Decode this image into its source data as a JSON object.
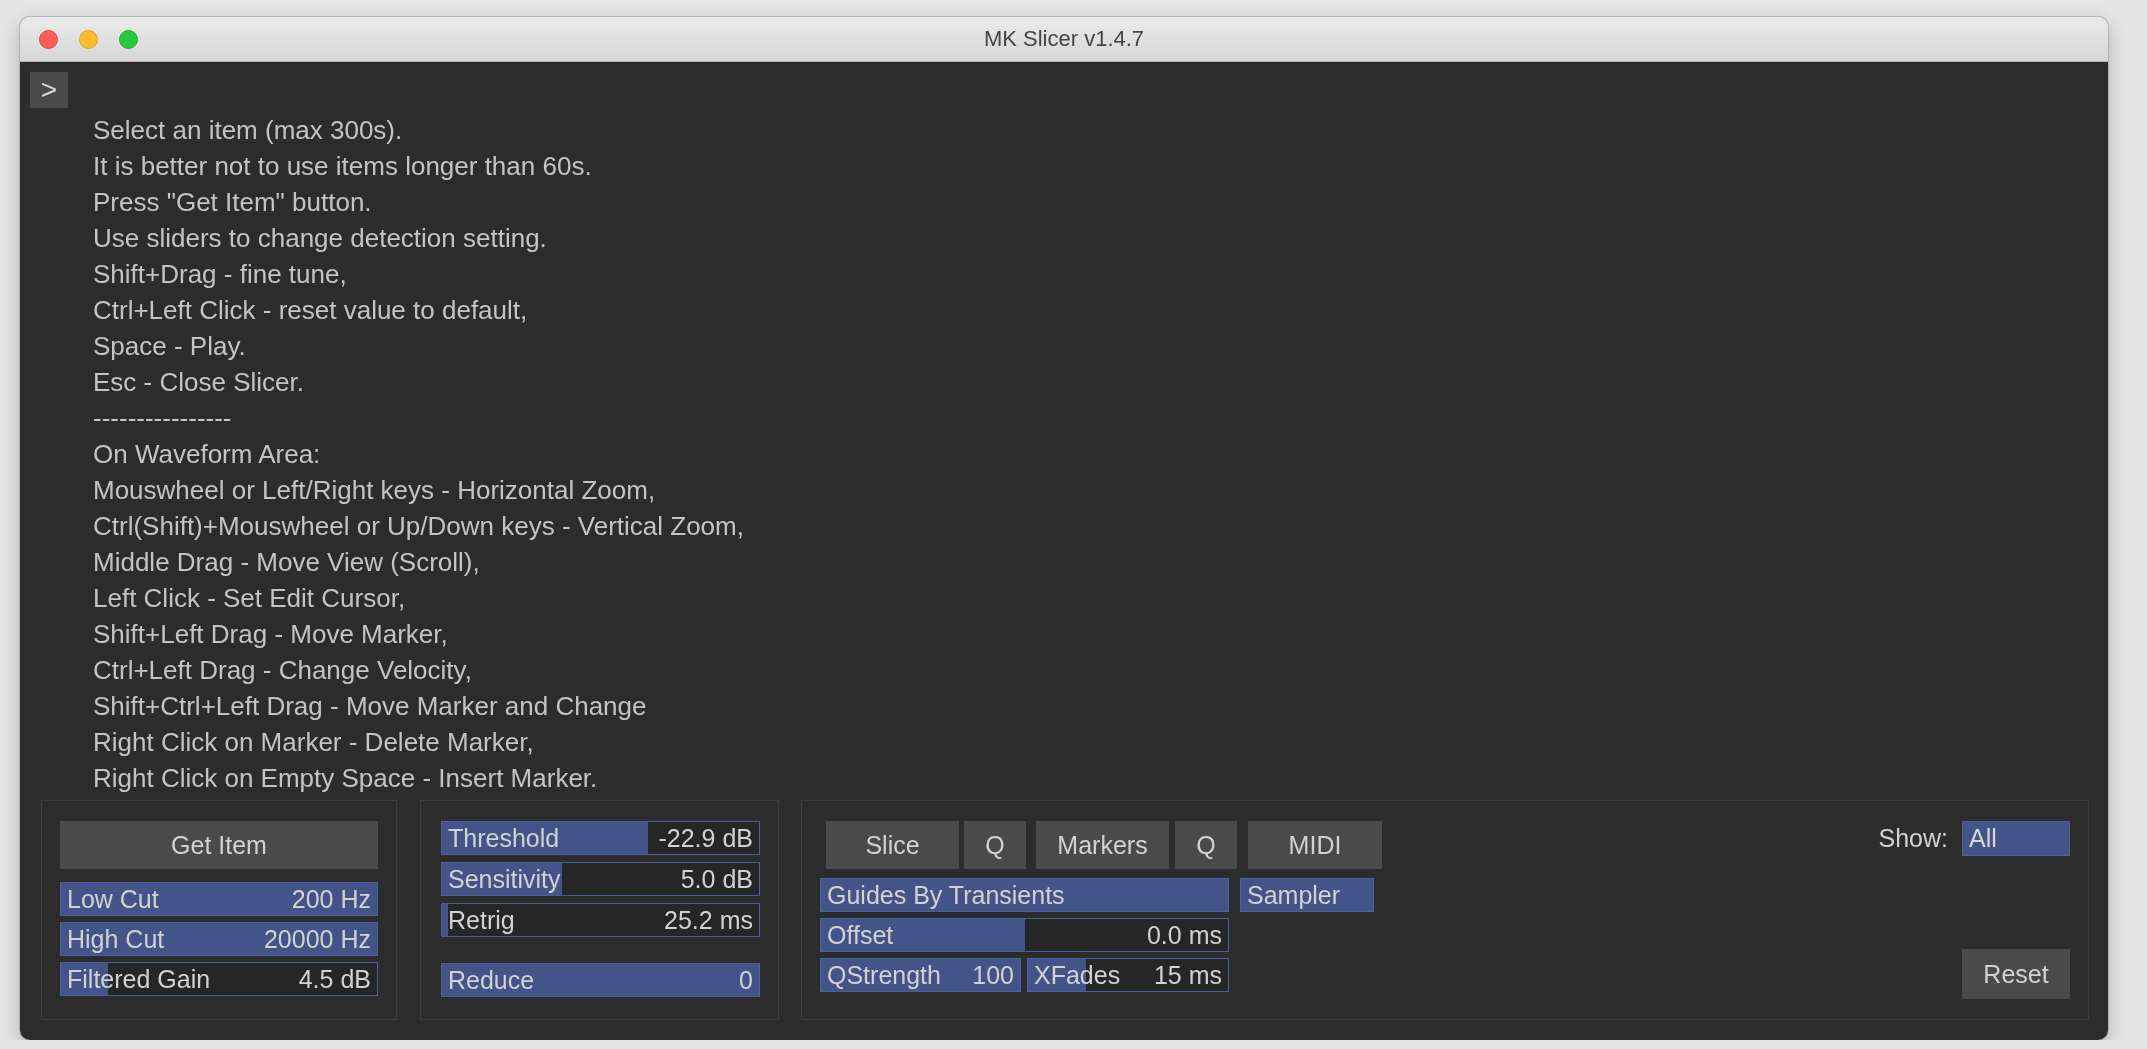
{
  "window": {
    "title": "MK Slicer v1.4.7"
  },
  "toggle": {
    "label": ">"
  },
  "help_lines": [
    "Select an item (max 300s).",
    "It is better not to use items longer than 60s.",
    "Press \"Get Item\" button.",
    "Use sliders to change detection setting.",
    "Shift+Drag - fine tune,",
    "Ctrl+Left Click - reset value to default,",
    "Space - Play.",
    "Esc - Close Slicer.",
    "----------------",
    "On Waveform Area:",
    "Mouswheel or Left/Right keys - Horizontal Zoom,",
    "Ctrl(Shift)+Mouswheel or Up/Down keys - Vertical Zoom,",
    "Middle Drag - Move View (Scroll),",
    "Left Click - Set Edit Cursor,",
    "Shift+Left Drag - Move Marker,",
    "Ctrl+Left Drag - Change Velocity,",
    "Shift+Ctrl+Left Drag - Move Marker and Change",
    "Right Click on Marker - Delete Marker,",
    "Right Click on Empty Space - Insert Marker."
  ],
  "filter_panel": {
    "button": "Get Item",
    "sliders": [
      {
        "label": "Low Cut",
        "value": "200 Hz",
        "level": 1
      },
      {
        "label": "High Cut",
        "value": "20000 Hz",
        "level": 1
      },
      {
        "label": "Filtered Gain",
        "value": "4.5 dB",
        "level": 0.15
      }
    ]
  },
  "detect_panel": {
    "sliders": [
      {
        "label": "Threshold",
        "value": "-22.9 dB",
        "level": 0.65
      },
      {
        "label": "Sensitivity",
        "value": "5.0 dB",
        "level": 0.38
      },
      {
        "label": "Retrig",
        "value": "25.2 ms",
        "level": 0.02
      },
      {
        "label": "Reduce",
        "value": "0",
        "level": 1
      }
    ]
  },
  "main_panel": {
    "buttons": [
      "Slice",
      "Q",
      "Markers",
      "Q",
      "MIDI"
    ],
    "toggles": [
      {
        "label": "Guides By Transients",
        "on": true
      },
      {
        "label": "Sampler",
        "on": true
      }
    ],
    "sliders": [
      {
        "label": "Offset",
        "value": "0.0 ms",
        "level": 0.5
      },
      {
        "label": "QStrength",
        "value": "100",
        "level": 1
      },
      {
        "label": "XFades",
        "value": "15 ms",
        "level": 0.29
      }
    ],
    "show": {
      "label": "Show:",
      "value": "All"
    },
    "reset": "Reset"
  }
}
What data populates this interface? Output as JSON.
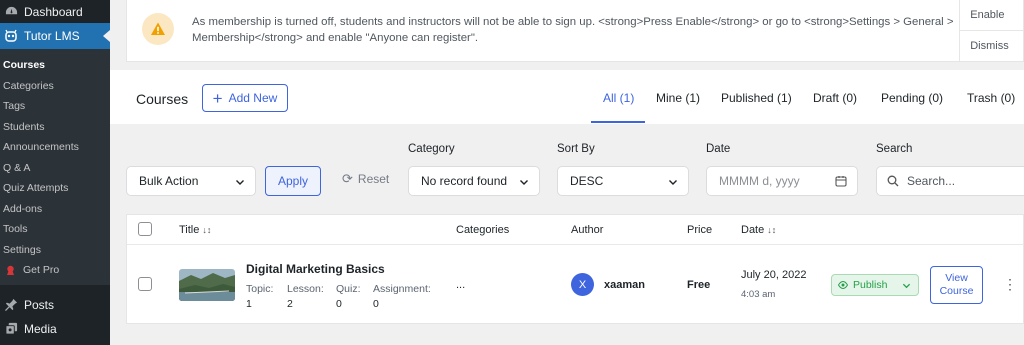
{
  "sidebar": {
    "dashboard_label": "Dashboard",
    "tutor_label": "Tutor LMS",
    "items": [
      {
        "label": "Courses",
        "active": true
      },
      {
        "label": "Categories"
      },
      {
        "label": "Tags"
      },
      {
        "label": "Students"
      },
      {
        "label": "Announcements"
      },
      {
        "label": "Q & A"
      },
      {
        "label": "Quiz Attempts"
      },
      {
        "label": "Add-ons"
      },
      {
        "label": "Tools"
      },
      {
        "label": "Settings"
      },
      {
        "label": "Get Pro"
      }
    ],
    "posts_label": "Posts",
    "media_label": "Media"
  },
  "notice": {
    "text": "As membership is turned off, students and instructors will not be able to sign up. <strong>Press Enable</strong> or go to <strong>Settings > General > Membership</strong> and enable \"Anyone can register\".",
    "enable_label": "Enable",
    "dismiss_label": "Dismiss"
  },
  "header": {
    "title": "Courses",
    "add_new_label": "Add New",
    "tabs": [
      {
        "label": "All (1)",
        "active": true
      },
      {
        "label": "Mine (1)"
      },
      {
        "label": "Published (1)"
      },
      {
        "label": "Draft (0)"
      },
      {
        "label": "Pending (0)"
      },
      {
        "label": "Trash (0)"
      }
    ]
  },
  "filters": {
    "bulk_action": "Bulk Action",
    "apply_label": "Apply",
    "reset_label": "Reset",
    "category_label": "Category",
    "category_value": "No record found",
    "sort_label": "Sort By",
    "sort_value": "DESC",
    "date_label": "Date",
    "date_placeholder": "MMMM d, yyyy",
    "search_label": "Search",
    "search_placeholder": "Search..."
  },
  "table": {
    "columns": {
      "title": "Title",
      "categories": "Categories",
      "author": "Author",
      "price": "Price",
      "date": "Date"
    },
    "rows": [
      {
        "title": "Digital Marketing Basics",
        "topic_label": "Topic:",
        "topic": "1",
        "lesson_label": "Lesson:",
        "lesson": "2",
        "quiz_label": "Quiz:",
        "quiz": "0",
        "assignment_label": "Assignment:",
        "assignment": "0",
        "categories": "...",
        "author_initial": "X",
        "author": "xaaman",
        "price": "Free",
        "date": "July 20, 2022",
        "time": "4:03 am",
        "status": "Publish",
        "view_label": "View Course"
      }
    ]
  },
  "colors": {
    "accent": "#3e64de",
    "wp_sidebar": "#1d2327",
    "wp_active": "#2271b1",
    "publish_green": "#24a148"
  }
}
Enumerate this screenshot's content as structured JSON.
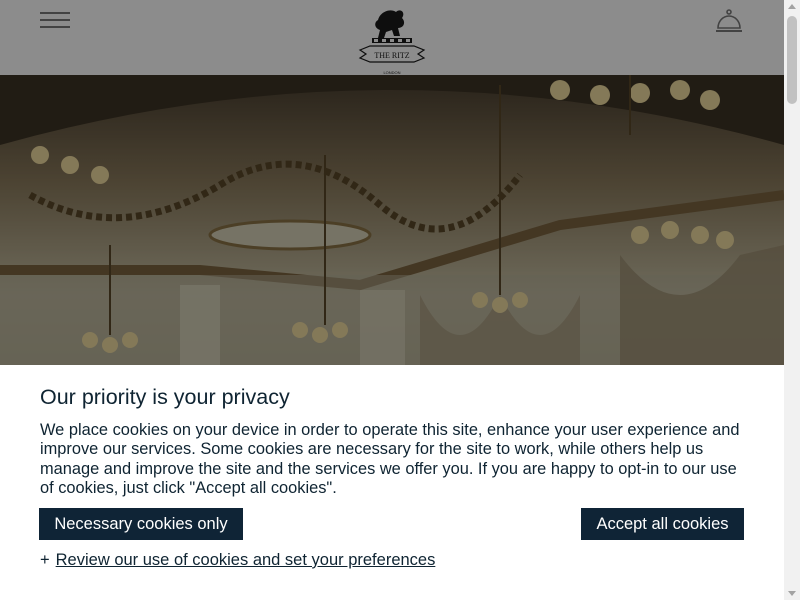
{
  "header": {
    "menu_icon": "hamburger-menu-icon",
    "logo": {
      "brand": "THE RITZ",
      "city": "LONDON"
    },
    "concierge_icon": "concierge-bell-icon"
  },
  "hero": {
    "description_icon": "ballroom-chandelier-image"
  },
  "cookie_banner": {
    "title": "Our priority is your privacy",
    "body": "We place cookies on your device in order to operate this site, enhance your user experience and improve our services. Some cookies are necessary for the site to work, while others help us manage and improve the site and the services we offer you. If you are happy to opt-in to our use of cookies, just click \"Accept all cookies\".",
    "necessary_button": "Necessary cookies only",
    "accept_button": "Accept all cookies",
    "review_prefix": "+",
    "review_link": "Review our use of cookies and set your preferences"
  },
  "colors": {
    "primary_dark": "#0f2436",
    "text": "#0f2432",
    "background": "#ffffff"
  }
}
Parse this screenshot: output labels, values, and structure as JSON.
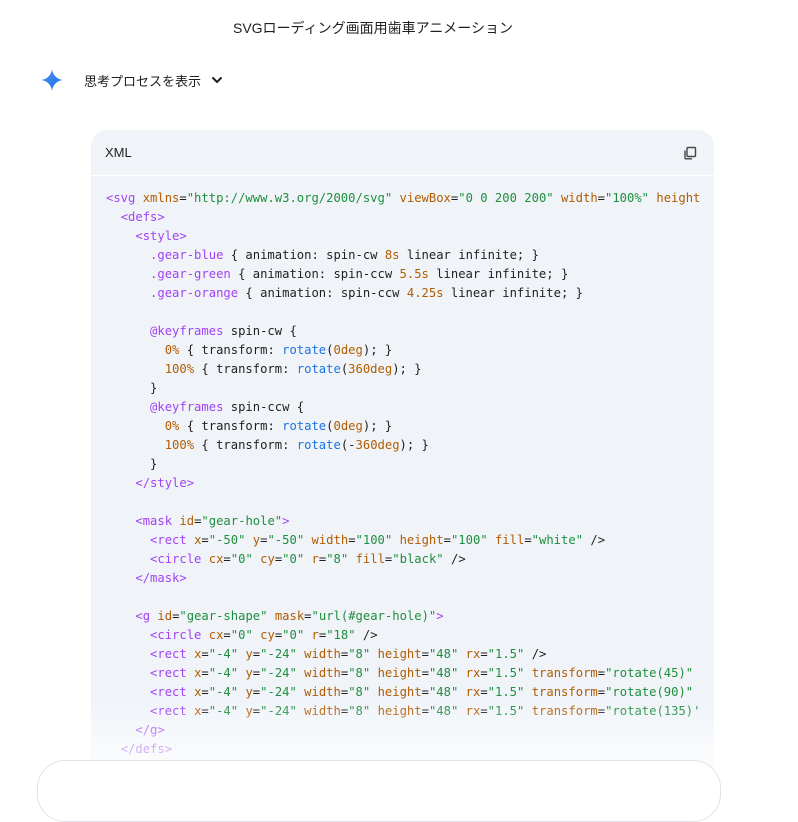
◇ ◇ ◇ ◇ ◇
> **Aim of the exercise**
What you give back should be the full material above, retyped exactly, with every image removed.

> **Result for this exercise**
Decode this image into its source data as a JSON object.
{
  "window": {
    "title": "MK Slicer v1.4.7"
  },
  "toggle": {
    "label": ">"
  },
  "help_lines": [
    "Select an item (max 300s).",
    "It is better not to use items longer than 60s.",
    "Press \"Get Item\" button.",
    "Use sliders to change detection setting.",
    "Shift+Drag - fine tune,",
    "Ctrl+Left Click - reset value to default,",
    "Space - Play.",
    "Esc - Close Slicer.",
    "----------------",
    "On Waveform Area:",
    "Mouswheel or Left/Right keys - Horizontal Zoom,",
    "Ctrl(Shift)+Mouswheel or Up/Down keys - Vertical Zoom,",
    "Middle Drag - Move View (Scroll),",
    "Left Click - Set Edit Cursor,",
    "Shift+Left Drag - Move Marker,",
    "Ctrl+Left Drag - Change Velocity,",
    "Shift+Ctrl+Left Drag - Move Marker and Change",
    "Right Click on Marker - Delete Marker,",
    "Right Click on Empty Space - Insert Marker."
  ],
  "filter_panel": {
    "button": "Get Item",
    "sliders": [
      {
        "label": "Low Cut",
        "value": "200 Hz",
        "level": 1
      },
      {
        "label": "High Cut",
        "value": "20000 Hz",
        "level": 1
      },
      {
        "label": "Filtered Gain",
        "value": "4.5 dB",
        "level": 0.15
      }
    ]
  },
  "detect_panel": {
    "sliders": [
      {
        "label": "Threshold",
        "value": "-22.9 dB",
        "level": 0.65
      },
      {
        "label": "Sensitivity",
        "value": "5.0 dB",
        "level": 0.38
      },
      {
        "label": "Retrig",
        "value": "25.2 ms",
        "level": 0.02
      },
      {
        "label": "Reduce",
        "value": "0",
        "level": 1
      }
    ]
  },
  "main_panel": {
    "buttons": [
      "Slice",
      "Q",
      "Markers",
      "Q",
      "MIDI"
    ],
    "toggles": [
      {
        "label": "Guides By Transients",
        "on": true
      },
      {
        "label": "Sampler",
        "on": true
      }
    ],
    "sliders": [
      {
        "label": "Offset",
        "value": "0.0 ms",
        "level": 0.5
      },
      {
        "label": "QStrength",
        "value": "100",
        "level": 1
      },
      {
        "label": "XFades",
        "value": "15 ms",
        "level": 0.29
      }
    ],
    "show": {
      "label": "Show:",
      "value": "All"
    },
    "reset": "Reset"
  }
}
What data populates this interface? Output as JSON.
{
  "sidebar": {
    "dashboard_label": "Dashboard",
    "tutor_label": "Tutor LMS",
    "items": [
      {
        "label": "Courses",
        "active": true
      },
      {
        "label": "Categories"
      },
      {
        "label": "Tags"
      },
      {
        "label": "Students"
      },
      {
        "label": "Announcements"
      },
      {
        "label": "Q & A"
      },
      {
        "label": "Quiz Attempts"
      },
      {
        "label": "Add-ons"
      },
      {
        "label": "Tools"
      },
      {
        "label": "Settings"
      },
      {
        "label": "Get Pro"
      }
    ],
    "posts_label": "Posts",
    "media_label": "Media"
  },
  "notice": {
    "text": "As membership is turned off, students and instructors will not be able to sign up. <strong>Press Enable</strong> or go to <strong>Settings > General > Membership</strong> and enable \"Anyone can register\".",
    "enable_label": "Enable",
    "dismiss_label": "Dismiss"
  },
  "header": {
    "title": "Courses",
    "add_new_label": "Add New",
    "tabs": [
      {
        "label": "All (1)",
        "active": true
      },
      {
        "label": "Mine (1)"
      },
      {
        "label": "Published (1)"
      },
      {
        "label": "Draft (0)"
      },
      {
        "label": "Pending (0)"
      },
      {
        "label": "Trash (0)"
      }
    ]
  },
  "filters": {
    "bulk_action": "Bulk Action",
    "apply_label": "Apply",
    "reset_label": "Reset",
    "category_label": "Category",
    "category_value": "No record found",
    "sort_label": "Sort By",
    "sort_value": "DESC",
    "date_label": "Date",
    "date_placeholder": "MMMM d, yyyy",
    "search_label": "Search",
    "search_placeholder": "Search..."
  },
  "table": {
    "columns": {
      "title": "Title",
      "categories": "Categories",
      "author": "Author",
      "price": "Price",
      "date": "Date"
    },
    "rows": [
      {
        "title": "Digital Marketing Basics",
        "topic_label": "Topic:",
        "topic": "1",
        "lesson_label": "Lesson:",
        "lesson": "2",
        "quiz_label": "Quiz:",
        "quiz": "0",
        "assignment_label": "Assignment:",
        "assignment": "0",
        "categories": "...",
        "author_initial": "X",
        "author": "xaaman",
        "price": "Free",
        "date": "July 20, 2022",
        "time": "4:03 am",
        "status": "Publish",
        "view_label": "View Course"
      }
    ]
  },
  "colors": {
    "accent": "#3e64de",
    "wp_sidebar": "#1d2327",
    "wp_active": "#2271b1",
    "publish_green": "#24a148"
  }
}
Enumerate this screenshot's content as structured JSON.
{
  "header": {
    "menu_icon": "hamburger-menu-icon",
    "logo": {
      "brand": "THE RITZ",
      "city": "LONDON"
    },
    "concierge_icon": "concierge-bell-icon"
  },
  "hero": {
    "description_icon": "ballroom-chandelier-image"
  },
  "cookie_banner": {
    "title": "Our priority is your privacy",
    "body": "We place cookies on your device in order to operate this site, enhance your user experience and improve our services. Some cookies are necessary for the site to work, while others help us manage and improve the site and the services we offer you. If you are happy to opt-in to our use of cookies, just click \"Accept all cookies\".",
    "necessary_button": "Necessary cookies only",
    "accept_button": "Accept all cookies",
    "review_prefix": "+",
    "review_link": "Review our use of cookies and set your preferences"
  },
  "colors": {
    "primary_dark": "#0f2436",
    "text": "#0f2432",
    "background": "#ffffff"
  }
}
Parse this screenshot: output labels, values, and structure as JSON.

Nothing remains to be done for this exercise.